Recent reports from the Kaiser Family Foundation (KFF) and the Center on Budget and Policy Priorities (CBPP) examine how key health care investments in the House’s draft budget reconciliation bill, the Build Back Better Act, would advance health and racial equity for people with Medicare, their families, and the population at large.
Among the cited provisions are several that would reduce the number of un- and underinsured Americans by making coverage more affordable, available, and accessible. These policies include:
Improving Medicare Coverage — As approved by the committees, the House bill would expand Medicare Part B to cover more comprehensive vision, dental, and hearing services. Currently, many people with Medicare must pay high out-of-pocket costs for this care, putting it out of reach for millions. This lack of access can magnify inequities, put beneficiary health at risk, and lead to more costly and invasive treatments later. Medicare beneficiaries most likely to report difficulty getting vision, dental, or hearing care include individuals with low incomes (e.g., 31% for those with incomes under $10,000); those in fair or poor health (30%); and Black and Hispanic enrollees (25% and 22%, respectively).
Lowering Prescription Drug Costs — Most people with Medicare cannot afford high and rising prescription drug costs. Half of all beneficiaries—nearly 30 million people—live on $29,650 or less per year, and one quarter live on $17,000 or less. They also have limited savings; this is particularly true for enrollees of color: Hispanic Medicare enrollees have median savings of $9,650, and 27% have no savings at all. The median savings for Black Medicare enrollees is $14,500, and 1 in 4 have no savings. Yet, yearly price hikes on brand name drugs continue to routinely exceed the rate of inflation and new drugs are launching at ever-higher price points, further eroding beneficiary access. The House budget reconciliation bill takes steps to meaningfully reduce drug prices and lower costs for people with Medicare and the program, including by allowing Medicare to negotiate drug prices and restructuring the Part D benefit to cap beneficiary out-of-pocket costs at $2,000 a year.
Closing the Medicaid Expansion Coverage Gap — The bill creates a pathway to coverage for 2.2 million people with incomes below the poverty line, nearly 60% of whom are people of color, in the 12 states that haven’t adopted the Affordable Care Act’s (ACA) Medicaid expansion.
Strengthening Medicaid HCBS—The legislation dedicates $190 billion to improving the quality of and access to Medicaid home- and community-based services (HCBS). This funding would also bolster the home care workforce, which is primarily women of color.
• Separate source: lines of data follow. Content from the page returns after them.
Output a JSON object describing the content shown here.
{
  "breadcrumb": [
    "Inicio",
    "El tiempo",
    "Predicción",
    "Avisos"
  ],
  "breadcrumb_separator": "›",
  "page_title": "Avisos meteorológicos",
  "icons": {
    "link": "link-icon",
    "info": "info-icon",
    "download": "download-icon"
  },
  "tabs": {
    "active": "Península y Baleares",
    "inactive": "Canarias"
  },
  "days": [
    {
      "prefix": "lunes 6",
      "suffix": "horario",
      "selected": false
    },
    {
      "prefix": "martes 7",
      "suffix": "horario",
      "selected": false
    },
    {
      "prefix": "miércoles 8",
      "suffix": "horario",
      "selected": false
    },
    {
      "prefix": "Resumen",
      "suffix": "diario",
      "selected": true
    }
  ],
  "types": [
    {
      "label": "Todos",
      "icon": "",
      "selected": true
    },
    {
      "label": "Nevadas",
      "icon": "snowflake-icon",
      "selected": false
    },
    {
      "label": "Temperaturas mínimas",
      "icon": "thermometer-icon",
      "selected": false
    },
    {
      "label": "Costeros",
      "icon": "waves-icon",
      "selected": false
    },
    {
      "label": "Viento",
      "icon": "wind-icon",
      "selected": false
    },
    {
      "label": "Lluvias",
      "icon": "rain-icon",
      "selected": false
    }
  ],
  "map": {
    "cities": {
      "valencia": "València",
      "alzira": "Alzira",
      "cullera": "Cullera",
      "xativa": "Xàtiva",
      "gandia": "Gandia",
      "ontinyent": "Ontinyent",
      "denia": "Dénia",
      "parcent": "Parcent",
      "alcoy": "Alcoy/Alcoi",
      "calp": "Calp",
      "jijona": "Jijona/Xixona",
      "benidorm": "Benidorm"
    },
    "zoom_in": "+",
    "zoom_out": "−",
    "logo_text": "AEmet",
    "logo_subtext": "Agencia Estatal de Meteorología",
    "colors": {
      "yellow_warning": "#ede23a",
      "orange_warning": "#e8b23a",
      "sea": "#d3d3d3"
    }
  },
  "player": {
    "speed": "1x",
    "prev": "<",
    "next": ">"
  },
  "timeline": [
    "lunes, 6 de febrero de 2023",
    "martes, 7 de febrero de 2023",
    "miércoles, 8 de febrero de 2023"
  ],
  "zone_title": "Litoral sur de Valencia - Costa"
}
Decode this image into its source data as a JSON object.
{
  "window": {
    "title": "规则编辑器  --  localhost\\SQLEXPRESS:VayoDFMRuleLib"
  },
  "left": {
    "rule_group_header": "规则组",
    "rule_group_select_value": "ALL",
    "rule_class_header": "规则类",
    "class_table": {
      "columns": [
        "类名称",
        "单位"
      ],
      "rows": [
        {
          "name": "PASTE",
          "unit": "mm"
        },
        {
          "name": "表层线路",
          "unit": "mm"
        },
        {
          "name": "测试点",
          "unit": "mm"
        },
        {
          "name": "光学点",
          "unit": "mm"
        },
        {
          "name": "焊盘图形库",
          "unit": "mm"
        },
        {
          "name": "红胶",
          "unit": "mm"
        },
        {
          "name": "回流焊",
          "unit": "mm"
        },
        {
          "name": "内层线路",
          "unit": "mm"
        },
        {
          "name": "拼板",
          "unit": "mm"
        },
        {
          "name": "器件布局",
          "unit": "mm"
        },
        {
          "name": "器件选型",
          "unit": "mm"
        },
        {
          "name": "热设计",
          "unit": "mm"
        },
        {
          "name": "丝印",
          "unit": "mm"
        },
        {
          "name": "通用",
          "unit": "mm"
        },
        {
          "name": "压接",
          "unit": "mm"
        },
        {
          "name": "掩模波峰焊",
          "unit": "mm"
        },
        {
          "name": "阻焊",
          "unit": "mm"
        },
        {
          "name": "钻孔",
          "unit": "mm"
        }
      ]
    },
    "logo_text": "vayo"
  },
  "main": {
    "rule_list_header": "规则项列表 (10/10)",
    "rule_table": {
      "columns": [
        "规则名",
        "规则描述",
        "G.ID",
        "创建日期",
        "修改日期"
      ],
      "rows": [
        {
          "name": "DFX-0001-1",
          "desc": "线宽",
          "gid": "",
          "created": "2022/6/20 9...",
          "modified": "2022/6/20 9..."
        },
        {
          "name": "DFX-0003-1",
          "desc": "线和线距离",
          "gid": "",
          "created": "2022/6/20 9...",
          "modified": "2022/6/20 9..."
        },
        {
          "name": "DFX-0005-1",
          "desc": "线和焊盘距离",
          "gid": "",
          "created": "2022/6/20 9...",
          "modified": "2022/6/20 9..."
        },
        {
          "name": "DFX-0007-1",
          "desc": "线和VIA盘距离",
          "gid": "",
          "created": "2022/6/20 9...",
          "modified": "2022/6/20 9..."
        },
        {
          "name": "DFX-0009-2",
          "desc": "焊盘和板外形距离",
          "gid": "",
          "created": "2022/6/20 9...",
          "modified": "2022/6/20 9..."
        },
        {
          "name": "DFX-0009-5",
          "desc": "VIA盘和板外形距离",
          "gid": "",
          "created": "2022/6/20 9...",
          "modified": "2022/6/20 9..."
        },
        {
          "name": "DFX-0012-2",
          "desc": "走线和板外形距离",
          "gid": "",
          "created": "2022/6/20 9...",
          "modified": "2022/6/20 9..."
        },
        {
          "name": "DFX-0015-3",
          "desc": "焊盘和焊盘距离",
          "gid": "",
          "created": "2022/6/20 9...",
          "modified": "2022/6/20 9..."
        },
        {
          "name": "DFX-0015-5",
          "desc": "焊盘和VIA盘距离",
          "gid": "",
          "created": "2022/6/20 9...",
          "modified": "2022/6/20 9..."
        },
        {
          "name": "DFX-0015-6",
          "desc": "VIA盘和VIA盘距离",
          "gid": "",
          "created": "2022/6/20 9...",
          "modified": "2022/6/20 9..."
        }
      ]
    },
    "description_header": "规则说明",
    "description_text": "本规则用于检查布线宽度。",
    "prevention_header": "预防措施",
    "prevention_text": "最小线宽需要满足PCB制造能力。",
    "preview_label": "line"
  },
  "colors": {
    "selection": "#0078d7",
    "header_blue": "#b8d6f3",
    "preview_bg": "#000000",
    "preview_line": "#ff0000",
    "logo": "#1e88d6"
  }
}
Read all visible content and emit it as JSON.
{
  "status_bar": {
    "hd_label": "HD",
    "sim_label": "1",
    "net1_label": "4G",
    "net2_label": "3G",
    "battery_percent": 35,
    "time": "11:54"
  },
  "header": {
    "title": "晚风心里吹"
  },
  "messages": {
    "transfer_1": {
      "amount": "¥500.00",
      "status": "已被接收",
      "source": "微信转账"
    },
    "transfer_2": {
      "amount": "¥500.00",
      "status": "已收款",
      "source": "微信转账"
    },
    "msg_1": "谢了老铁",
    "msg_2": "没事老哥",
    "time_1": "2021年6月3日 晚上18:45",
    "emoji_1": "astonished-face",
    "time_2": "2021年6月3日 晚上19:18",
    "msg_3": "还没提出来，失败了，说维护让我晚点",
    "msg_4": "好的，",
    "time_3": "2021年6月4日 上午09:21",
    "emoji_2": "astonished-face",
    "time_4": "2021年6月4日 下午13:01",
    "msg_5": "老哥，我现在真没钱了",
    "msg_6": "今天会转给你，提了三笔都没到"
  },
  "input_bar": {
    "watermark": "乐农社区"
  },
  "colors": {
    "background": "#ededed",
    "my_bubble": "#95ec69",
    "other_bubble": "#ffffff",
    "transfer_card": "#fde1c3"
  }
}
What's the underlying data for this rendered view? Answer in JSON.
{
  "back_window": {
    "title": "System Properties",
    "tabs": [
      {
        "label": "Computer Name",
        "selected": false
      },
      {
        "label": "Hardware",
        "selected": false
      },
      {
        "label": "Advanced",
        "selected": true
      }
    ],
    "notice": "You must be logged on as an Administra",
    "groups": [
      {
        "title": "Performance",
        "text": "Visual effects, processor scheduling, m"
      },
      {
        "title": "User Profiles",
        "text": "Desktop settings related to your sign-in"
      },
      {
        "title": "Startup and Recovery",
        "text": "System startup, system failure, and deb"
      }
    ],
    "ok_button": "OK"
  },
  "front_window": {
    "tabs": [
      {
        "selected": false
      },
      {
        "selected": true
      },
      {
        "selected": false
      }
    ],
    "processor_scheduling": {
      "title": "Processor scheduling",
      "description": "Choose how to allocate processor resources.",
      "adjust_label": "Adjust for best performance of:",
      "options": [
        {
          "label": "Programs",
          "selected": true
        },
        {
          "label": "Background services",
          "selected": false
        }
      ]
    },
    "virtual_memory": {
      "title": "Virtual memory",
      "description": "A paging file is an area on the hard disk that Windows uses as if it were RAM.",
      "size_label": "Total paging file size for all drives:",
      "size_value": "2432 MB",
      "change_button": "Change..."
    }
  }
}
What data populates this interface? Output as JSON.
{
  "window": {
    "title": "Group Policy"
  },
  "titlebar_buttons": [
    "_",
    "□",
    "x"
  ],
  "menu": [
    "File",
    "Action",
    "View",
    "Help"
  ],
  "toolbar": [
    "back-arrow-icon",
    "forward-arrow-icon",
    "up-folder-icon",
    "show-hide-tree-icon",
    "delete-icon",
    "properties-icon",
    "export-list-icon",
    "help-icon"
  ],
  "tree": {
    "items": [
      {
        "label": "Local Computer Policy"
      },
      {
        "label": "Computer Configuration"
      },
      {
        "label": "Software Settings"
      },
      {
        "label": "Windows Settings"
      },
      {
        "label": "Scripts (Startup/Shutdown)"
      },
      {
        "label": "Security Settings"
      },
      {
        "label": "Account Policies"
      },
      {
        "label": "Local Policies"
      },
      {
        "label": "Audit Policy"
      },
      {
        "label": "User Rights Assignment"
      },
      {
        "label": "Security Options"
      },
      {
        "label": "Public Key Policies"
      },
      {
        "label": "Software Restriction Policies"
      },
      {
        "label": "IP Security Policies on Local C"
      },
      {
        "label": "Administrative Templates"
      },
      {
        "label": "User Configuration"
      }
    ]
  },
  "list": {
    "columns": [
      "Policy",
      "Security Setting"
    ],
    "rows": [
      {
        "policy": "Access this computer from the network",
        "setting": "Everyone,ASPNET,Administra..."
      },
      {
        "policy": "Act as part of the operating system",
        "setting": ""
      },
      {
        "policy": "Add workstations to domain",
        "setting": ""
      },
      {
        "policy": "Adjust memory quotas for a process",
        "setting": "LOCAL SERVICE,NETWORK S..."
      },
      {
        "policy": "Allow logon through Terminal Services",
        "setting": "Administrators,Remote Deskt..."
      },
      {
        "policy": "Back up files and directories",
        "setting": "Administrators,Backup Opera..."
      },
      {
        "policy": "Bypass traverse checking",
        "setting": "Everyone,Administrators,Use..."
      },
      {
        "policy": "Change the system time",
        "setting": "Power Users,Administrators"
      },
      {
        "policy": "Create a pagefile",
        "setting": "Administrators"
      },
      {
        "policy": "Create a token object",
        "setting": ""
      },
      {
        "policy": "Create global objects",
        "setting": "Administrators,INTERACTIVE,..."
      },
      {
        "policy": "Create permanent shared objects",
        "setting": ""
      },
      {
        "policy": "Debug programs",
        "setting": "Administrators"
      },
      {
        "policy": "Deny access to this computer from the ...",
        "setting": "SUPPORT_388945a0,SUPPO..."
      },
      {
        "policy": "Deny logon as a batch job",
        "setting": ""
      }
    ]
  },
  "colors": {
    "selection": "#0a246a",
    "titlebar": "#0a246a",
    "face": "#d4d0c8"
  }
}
This investment would be a significant step, but is lower than the $400 billion increase supported by the White House and advocates like Medicare Rights, and lower than many advocates think is needed. We continue to urge Congress to pass full funding, as outlined in the Better Care Better Jobs Act (S. 2210/H.R. 4131). The bill’s other important Medicaid HCBS improvements include making the Money Follows the Person and spousal impoverishment programs permanent.
Allowing Medicaid Reentry Coverage — The bill seeks to improve continuity of care for people leaving jail or prison by allowing Medicaid to pay for their health care services during the last 30 days of their incarceration. Doing so would help address gaps in care and improve health outcomes for this population, which is disproportionately comprised of people of color.
Extending ACA Subsidies — The Build Back Better draft permanently extends the American Rescue Plan Act’s (ARPA) premium tax credit increase, in an effort to make marketplace coverage more affordable for more people. Nearly 11 million uninsured people are eligible for subsidies under the ACA and ARPA; of this group, about half are people of color.
We applaud these reforms and urge Congress to further address racial disparities by including a modernization of Medicare’s low-income assistance programs in the final bill. Low-income Medicare beneficiaries, most of whom are enrollees of color, often struggle to afford needed care and prescription drugs. While help paying these costs is available, those assistance programs—including the Medicare Savings Programs and the Part D Low-Income Subsidy—have overly strict, outdated eligibility rules that leave far too many people unable to afford care and unable to qualify for help. Easing access to this critical relief would improve utilization and promote equity.
As negotiations on the size and scope of the reconciliation package continue, now is the time to weigh in! Use our action center to ask your lawmakers to ensure long overdue health care and equity reforms are part of the final bill.